- **Instructions to follow**
Reproduce all the entries exactly.

- **Material supplied**

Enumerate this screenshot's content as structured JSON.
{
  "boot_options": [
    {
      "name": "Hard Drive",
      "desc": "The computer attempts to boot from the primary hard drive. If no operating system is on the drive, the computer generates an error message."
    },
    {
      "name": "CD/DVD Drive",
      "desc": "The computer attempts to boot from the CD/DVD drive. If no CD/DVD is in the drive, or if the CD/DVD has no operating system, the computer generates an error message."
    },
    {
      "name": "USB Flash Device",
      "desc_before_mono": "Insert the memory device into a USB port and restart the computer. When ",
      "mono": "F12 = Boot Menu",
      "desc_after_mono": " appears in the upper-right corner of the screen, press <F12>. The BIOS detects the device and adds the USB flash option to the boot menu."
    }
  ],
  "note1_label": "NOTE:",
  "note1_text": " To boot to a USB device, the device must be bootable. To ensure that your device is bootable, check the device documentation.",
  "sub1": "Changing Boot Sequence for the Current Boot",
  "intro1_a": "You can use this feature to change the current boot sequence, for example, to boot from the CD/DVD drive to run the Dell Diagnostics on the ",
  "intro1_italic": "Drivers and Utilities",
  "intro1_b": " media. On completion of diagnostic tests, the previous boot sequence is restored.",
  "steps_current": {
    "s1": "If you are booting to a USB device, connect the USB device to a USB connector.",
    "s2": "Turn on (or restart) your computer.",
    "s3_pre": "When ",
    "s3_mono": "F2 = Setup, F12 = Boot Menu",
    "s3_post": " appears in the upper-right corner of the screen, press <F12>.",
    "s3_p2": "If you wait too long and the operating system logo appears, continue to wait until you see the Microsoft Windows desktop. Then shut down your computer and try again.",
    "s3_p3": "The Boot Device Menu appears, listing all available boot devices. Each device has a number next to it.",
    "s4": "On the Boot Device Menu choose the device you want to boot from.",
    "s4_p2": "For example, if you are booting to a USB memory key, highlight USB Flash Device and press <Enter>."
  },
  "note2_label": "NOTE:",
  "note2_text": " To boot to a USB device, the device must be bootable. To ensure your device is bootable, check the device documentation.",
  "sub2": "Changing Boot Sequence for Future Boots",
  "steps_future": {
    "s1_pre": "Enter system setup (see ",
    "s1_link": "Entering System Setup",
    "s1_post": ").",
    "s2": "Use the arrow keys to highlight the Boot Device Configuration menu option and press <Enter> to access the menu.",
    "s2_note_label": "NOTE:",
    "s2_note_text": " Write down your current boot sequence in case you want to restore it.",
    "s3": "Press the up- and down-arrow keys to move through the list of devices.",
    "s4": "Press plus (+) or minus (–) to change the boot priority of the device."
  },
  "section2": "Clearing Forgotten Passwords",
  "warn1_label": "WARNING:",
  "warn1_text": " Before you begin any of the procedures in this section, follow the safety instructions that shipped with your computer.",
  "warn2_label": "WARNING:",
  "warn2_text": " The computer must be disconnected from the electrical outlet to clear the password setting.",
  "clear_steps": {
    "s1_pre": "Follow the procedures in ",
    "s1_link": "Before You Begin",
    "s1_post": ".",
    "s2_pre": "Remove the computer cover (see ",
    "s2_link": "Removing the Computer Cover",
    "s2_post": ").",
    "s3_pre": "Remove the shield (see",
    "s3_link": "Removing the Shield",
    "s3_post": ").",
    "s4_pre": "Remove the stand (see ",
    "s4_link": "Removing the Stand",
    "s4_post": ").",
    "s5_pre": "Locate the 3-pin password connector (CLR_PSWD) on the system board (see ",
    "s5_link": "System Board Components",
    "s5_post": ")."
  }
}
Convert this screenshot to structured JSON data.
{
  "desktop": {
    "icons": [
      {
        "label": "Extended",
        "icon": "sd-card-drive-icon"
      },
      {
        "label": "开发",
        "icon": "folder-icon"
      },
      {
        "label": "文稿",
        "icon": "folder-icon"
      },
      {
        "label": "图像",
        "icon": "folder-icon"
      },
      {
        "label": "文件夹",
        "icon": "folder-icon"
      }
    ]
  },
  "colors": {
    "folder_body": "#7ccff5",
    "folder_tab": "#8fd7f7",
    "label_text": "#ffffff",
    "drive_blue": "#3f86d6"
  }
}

- **Solution to the problem**
Enumerate this screenshot's content as structured JSON.
{
  "boot_options": [
    {
      "name": "Hard Drive",
      "desc": "The computer attempts to boot from the primary hard drive. If no operating system is on the drive, the computer generates an error message."
    },
    {
      "name": "CD/DVD Drive",
      "desc": "The computer attempts to boot from the CD/DVD drive. If no CD/DVD is in the drive, or if the CD/DVD has no operating system, the computer generates an error message."
    },
    {
      "name": "USB Flash Device",
      "desc_before_mono": "Insert the memory device into a USB port and restart the computer. When ",
      "mono": "F12 = Boot Menu",
      "desc_after_mono": " appears in the upper-right corner of the screen, press <F12>. The BIOS detects the device and adds the USB flash option to the boot menu."
    }
  ],
  "note1_label": "NOTE:",
  "note1_text": " To boot to a USB device, the device must be bootable. To ensure that your device is bootable, check the device documentation.",
  "sub1": "Changing Boot Sequence for the Current Boot",
  "intro1_a": "You can use this feature to change the current boot sequence, for example, to boot from the CD/DVD drive to run the Dell Diagnostics on the ",
  "intro1_italic": "Drivers and Utilities",
  "intro1_b": " media. On completion of diagnostic tests, the previous boot sequence is restored.",
  "steps_current": {
    "s1": "If you are booting to a USB device, connect the USB device to a USB connector.",
    "s2": "Turn on (or restart) your computer.",
    "s3_pre": "When ",
    "s3_mono": "F2 = Setup, F12 = Boot Menu",
    "s3_post": " appears in the upper-right corner of the screen, press <F12>.",
    "s3_p2": "If you wait too long and the operating system logo appears, continue to wait until you see the Microsoft Windows desktop. Then shut down your computer and try again.",
    "s3_p3": "The Boot Device Menu appears, listing all available boot devices. Each device has a number next to it.",
    "s4": "On the Boot Device Menu choose the device you want to boot from.",
    "s4_p2": "For example, if you are booting to a USB memory key, highlight USB Flash Device and press <Enter>."
  },
  "note2_label": "NOTE:",
  "note2_text": " To boot to a USB device, the device must be bootable. To ensure your device is bootable, check the device documentation.",
  "sub2": "Changing Boot Sequence for Future Boots",
  "steps_future": {
    "s1_pre": "Enter system setup (see ",
    "s1_link": "Entering System Setup",
    "s1_post": ").",
    "s2": "Use the arrow keys to highlight the Boot Device Configuration menu option and press <Enter> to access the menu.",
    "s2_note_label": "NOTE:",
    "s2_note_text": " Write down your current boot sequence in case you want to restore it.",
    "s3": "Press the up- and down-arrow keys to move through the list of devices.",
    "s4": "Press plus (+) or minus (–) to change the boot priority of the device."
  },
  "section2": "Clearing Forgotten Passwords",
  "warn1_label": "WARNING:",
  "warn1_text": " Before you begin any of the procedures in this section, follow the safety instructions that shipped with your computer.",
  "warn2_label": "WARNING:",
  "warn2_text": " The computer must be disconnected from the electrical outlet to clear the password setting.",
  "clear_steps": {
    "s1_pre": "Follow the procedures in ",
    "s1_link": "Before You Begin",
    "s1_post": ".",
    "s2_pre": "Remove the computer cover (see ",
    "s2_link": "Removing the Computer Cover",
    "s2_post": ").",
    "s3_pre": "Remove the shield (see",
    "s3_link": "Removing the Shield",
    "s3_post": ").",
    "s4_pre": "Remove the stand (see ",
    "s4_link": "Removing the Stand",
    "s4_post": ").",
    "s5_pre": "Locate the 3-pin password connector (CLR_PSWD) on the system board (see ",
    "s5_link": "System Board Components",
    "s5_post": ")."
  }
}
Convert this screenshot to structured JSON data.
{
  "desktop": {
    "icons": [
      {
        "label": "Extended",
        "icon": "sd-card-drive-icon"
      },
      {
        "label": "开发",
        "icon": "folder-icon"
      },
      {
        "label": "文稿",
        "icon": "folder-icon"
      },
      {
        "label": "图像",
        "icon": "folder-icon"
      },
      {
        "label": "文件夹",
        "icon": "folder-icon"
      }
    ]
  },
  "colors": {
    "folder_body": "#7ccff5",
    "folder_tab": "#8fd7f7",
    "label_text": "#ffffff",
    "drive_blue": "#3f86d6"
  }
}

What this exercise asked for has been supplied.